** Opening Extracted data block **

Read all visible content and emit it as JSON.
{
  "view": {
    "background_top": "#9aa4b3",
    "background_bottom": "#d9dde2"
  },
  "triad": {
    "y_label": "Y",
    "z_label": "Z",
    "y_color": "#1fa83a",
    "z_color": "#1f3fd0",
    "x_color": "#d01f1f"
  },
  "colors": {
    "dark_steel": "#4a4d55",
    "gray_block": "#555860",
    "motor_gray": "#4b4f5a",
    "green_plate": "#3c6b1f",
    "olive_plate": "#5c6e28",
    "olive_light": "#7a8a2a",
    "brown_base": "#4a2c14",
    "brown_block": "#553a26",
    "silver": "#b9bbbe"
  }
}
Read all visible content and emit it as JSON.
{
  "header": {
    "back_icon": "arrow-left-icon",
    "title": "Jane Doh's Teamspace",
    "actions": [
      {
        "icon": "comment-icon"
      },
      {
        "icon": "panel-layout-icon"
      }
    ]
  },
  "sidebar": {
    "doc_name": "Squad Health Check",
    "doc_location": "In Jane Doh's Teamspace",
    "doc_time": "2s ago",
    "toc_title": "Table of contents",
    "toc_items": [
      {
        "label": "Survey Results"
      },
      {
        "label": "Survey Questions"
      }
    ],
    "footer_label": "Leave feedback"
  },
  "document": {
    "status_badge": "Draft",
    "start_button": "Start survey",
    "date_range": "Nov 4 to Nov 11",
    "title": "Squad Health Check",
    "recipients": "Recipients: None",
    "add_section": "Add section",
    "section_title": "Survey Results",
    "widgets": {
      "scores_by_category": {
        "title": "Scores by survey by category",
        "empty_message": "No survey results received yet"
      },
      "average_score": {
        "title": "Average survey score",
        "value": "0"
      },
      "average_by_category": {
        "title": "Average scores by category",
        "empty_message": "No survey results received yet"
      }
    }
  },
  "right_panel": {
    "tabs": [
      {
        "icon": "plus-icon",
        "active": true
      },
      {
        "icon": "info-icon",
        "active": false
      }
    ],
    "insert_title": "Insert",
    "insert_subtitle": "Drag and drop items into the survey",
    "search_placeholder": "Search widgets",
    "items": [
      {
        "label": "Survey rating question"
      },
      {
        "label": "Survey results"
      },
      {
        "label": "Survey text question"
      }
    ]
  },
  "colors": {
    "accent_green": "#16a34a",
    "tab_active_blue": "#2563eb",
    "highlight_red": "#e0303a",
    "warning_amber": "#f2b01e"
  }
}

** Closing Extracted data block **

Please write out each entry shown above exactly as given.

> **Response to the task**:
Read all visible content and emit it as JSON.
{
  "view": {
    "background_top": "#9aa4b3",
    "background_bottom": "#d9dde2"
  },
  "triad": {
    "y_label": "Y",
    "z_label": "Z",
    "y_color": "#1fa83a",
    "z_color": "#1f3fd0",
    "x_color": "#d01f1f"
  },
  "colors": {
    "dark_steel": "#4a4d55",
    "gray_block": "#555860",
    "motor_gray": "#4b4f5a",
    "green_plate": "#3c6b1f",
    "olive_plate": "#5c6e28",
    "olive_light": "#7a8a2a",
    "brown_base": "#4a2c14",
    "brown_block": "#553a26",
    "silver": "#b9bbbe"
  }
}
Read all visible content and emit it as JSON.
{
  "header": {
    "back_icon": "arrow-left-icon",
    "title": "Jane Doh's Teamspace",
    "actions": [
      {
        "icon": "comment-icon"
      },
      {
        "icon": "panel-layout-icon"
      }
    ]
  },
  "sidebar": {
    "doc_name": "Squad Health Check",
    "doc_location": "In Jane Doh's Teamspace",
    "doc_time": "2s ago",
    "toc_title": "Table of contents",
    "toc_items": [
      {
        "label": "Survey Results"
      },
      {
        "label": "Survey Questions"
      }
    ],
    "footer_label": "Leave feedback"
  },
  "document": {
    "status_badge": "Draft",
    "start_button": "Start survey",
    "date_range": "Nov 4 to Nov 11",
    "title": "Squad Health Check",
    "recipients": "Recipients: None",
    "add_section": "Add section",
    "section_title": "Survey Results",
    "widgets": {
      "scores_by_category": {
        "title": "Scores by survey by category",
        "empty_message": "No survey results received yet"
      },
      "average_score": {
        "title": "Average survey score",
        "value": "0"
      },
      "average_by_category": {
        "title": "Average scores by category",
        "empty_message": "No survey results received yet"
      }
    }
  },
  "right_panel": {
    "tabs": [
      {
        "icon": "plus-icon",
        "active": true
      },
      {
        "icon": "info-icon",
        "active": false
      }
    ],
    "insert_title": "Insert",
    "insert_subtitle": "Drag and drop items into the survey",
    "search_placeholder": "Search widgets",
    "items": [
      {
        "label": "Survey rating question"
      },
      {
        "label": "Survey results"
      },
      {
        "label": "Survey text question"
      }
    ]
  },
  "colors": {
    "accent_green": "#16a34a",
    "tab_active_blue": "#2563eb",
    "highlight_red": "#e0303a",
    "warning_amber": "#f2b01e"
  }
}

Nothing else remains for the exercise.